To evaluate the impact of renal infection on pregnancy outcome, we studied a group of pregnant women with asymptomatic renal bacteriuria and another group who had acute pyelonephritis. In 248 women with asymptomatic bacteriuria, infection was localized by the antibody-coated bacteria method. These women were prospectively matched with abacteriuric control subjects and we found no adverse effects of treated renal or bladder infection. Specifically, the number of women with hypertension and anemia in each group was similar, and infants born to these women were comparable regarding perinatal mortality, mean gestational age, and birth weight, as well as indices of maturity. A total of 487 women with acute pyelonephritis were evaluated in a case-control study and observations of the correlation of maternal anemia and pyelonephritis were confirmed. Women with antepartum infection had no increased adverse perinatal outcome; however, in some women with intrapartum infection, pyelonephritis appeared to have initiated premature labor. We concluded that treated renal infection, whether symptomatic or asymptomatic, does not significantly modify pregnancy outcome.

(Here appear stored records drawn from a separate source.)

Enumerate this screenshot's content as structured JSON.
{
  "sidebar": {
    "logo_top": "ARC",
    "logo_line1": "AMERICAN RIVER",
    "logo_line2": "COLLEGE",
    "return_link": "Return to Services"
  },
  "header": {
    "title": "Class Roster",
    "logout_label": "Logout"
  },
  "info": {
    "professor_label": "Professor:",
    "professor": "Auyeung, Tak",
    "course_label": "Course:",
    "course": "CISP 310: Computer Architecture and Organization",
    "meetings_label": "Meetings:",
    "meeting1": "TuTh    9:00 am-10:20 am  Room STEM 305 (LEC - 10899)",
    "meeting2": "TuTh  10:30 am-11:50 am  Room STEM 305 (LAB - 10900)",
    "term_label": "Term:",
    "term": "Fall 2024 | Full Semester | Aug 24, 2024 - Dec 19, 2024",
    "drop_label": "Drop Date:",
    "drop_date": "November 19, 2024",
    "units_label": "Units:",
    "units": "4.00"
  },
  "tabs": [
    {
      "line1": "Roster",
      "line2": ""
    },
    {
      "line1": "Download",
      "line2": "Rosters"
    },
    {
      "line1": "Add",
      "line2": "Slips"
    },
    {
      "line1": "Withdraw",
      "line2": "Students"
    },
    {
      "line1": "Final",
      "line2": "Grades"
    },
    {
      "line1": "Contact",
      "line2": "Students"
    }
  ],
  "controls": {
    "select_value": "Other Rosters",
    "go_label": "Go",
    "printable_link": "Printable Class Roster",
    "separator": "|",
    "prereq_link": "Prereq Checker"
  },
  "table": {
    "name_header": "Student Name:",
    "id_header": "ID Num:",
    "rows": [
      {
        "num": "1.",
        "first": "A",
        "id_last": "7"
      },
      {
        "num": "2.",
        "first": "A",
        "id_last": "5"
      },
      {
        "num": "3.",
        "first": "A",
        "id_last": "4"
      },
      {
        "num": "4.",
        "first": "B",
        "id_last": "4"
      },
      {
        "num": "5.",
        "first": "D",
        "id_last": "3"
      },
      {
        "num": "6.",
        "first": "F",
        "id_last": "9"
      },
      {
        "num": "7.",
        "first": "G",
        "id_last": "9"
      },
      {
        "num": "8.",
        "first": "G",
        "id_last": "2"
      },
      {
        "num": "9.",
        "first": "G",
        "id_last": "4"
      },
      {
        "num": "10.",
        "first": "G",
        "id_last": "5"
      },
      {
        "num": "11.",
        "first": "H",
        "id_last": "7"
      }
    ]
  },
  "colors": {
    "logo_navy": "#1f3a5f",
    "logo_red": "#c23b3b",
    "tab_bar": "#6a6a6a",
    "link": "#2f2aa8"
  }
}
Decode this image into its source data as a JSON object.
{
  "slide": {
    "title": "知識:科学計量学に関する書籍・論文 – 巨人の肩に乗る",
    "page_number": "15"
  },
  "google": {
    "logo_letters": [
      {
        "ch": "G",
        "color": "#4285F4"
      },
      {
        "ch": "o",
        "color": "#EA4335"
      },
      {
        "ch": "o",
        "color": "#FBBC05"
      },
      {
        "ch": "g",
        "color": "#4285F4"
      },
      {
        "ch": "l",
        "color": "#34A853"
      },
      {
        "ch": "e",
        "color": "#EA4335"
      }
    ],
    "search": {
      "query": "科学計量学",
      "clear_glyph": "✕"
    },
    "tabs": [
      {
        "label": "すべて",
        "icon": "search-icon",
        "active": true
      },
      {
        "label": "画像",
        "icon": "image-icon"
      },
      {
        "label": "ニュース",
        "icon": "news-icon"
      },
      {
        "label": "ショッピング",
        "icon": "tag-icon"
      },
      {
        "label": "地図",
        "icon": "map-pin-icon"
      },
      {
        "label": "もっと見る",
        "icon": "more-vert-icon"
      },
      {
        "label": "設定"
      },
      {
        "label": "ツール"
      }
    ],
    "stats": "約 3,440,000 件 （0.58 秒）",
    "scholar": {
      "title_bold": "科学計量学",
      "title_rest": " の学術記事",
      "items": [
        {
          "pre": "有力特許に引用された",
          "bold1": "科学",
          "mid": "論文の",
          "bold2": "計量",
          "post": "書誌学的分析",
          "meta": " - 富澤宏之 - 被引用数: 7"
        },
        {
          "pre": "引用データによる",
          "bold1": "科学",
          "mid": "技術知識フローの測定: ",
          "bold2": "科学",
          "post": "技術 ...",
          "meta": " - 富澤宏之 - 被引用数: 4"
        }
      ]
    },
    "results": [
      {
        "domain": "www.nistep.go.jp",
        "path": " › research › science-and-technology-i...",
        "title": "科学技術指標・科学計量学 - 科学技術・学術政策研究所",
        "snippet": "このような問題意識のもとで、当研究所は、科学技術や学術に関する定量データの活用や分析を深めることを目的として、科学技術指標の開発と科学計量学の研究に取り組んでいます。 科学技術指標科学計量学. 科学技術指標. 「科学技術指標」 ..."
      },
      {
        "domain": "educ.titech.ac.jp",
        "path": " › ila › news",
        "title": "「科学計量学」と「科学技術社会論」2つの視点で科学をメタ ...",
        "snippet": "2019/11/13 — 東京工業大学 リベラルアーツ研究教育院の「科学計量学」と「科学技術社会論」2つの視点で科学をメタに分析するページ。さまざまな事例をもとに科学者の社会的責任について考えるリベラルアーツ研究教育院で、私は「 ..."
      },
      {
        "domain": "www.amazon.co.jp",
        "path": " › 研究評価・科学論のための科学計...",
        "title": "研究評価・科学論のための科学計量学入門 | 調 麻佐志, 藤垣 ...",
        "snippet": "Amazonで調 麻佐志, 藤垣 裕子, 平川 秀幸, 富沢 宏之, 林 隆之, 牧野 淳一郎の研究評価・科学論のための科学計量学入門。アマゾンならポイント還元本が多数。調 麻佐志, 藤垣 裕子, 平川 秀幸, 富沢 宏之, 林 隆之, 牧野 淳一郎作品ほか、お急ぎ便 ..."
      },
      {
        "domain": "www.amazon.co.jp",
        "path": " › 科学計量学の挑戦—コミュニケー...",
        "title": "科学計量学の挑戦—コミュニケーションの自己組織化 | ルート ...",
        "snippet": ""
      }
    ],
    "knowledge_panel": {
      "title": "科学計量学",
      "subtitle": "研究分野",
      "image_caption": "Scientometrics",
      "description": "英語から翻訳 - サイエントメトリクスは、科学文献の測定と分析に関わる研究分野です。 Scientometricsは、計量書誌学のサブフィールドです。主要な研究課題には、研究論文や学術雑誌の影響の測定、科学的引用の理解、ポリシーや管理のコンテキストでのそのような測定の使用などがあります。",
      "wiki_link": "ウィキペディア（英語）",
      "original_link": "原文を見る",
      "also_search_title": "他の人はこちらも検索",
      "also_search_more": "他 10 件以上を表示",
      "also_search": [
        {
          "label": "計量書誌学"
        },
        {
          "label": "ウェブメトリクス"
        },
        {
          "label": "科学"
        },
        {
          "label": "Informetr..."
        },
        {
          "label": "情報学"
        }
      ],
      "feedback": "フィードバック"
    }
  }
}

|Original language||English (US)|
|Number of pages||8|
|Journal||American journal of obstetrics and gynecology|
|State||Published - Dec 1 1981|
ASJC Scopus subject areas
- Obstetrics and Gynecology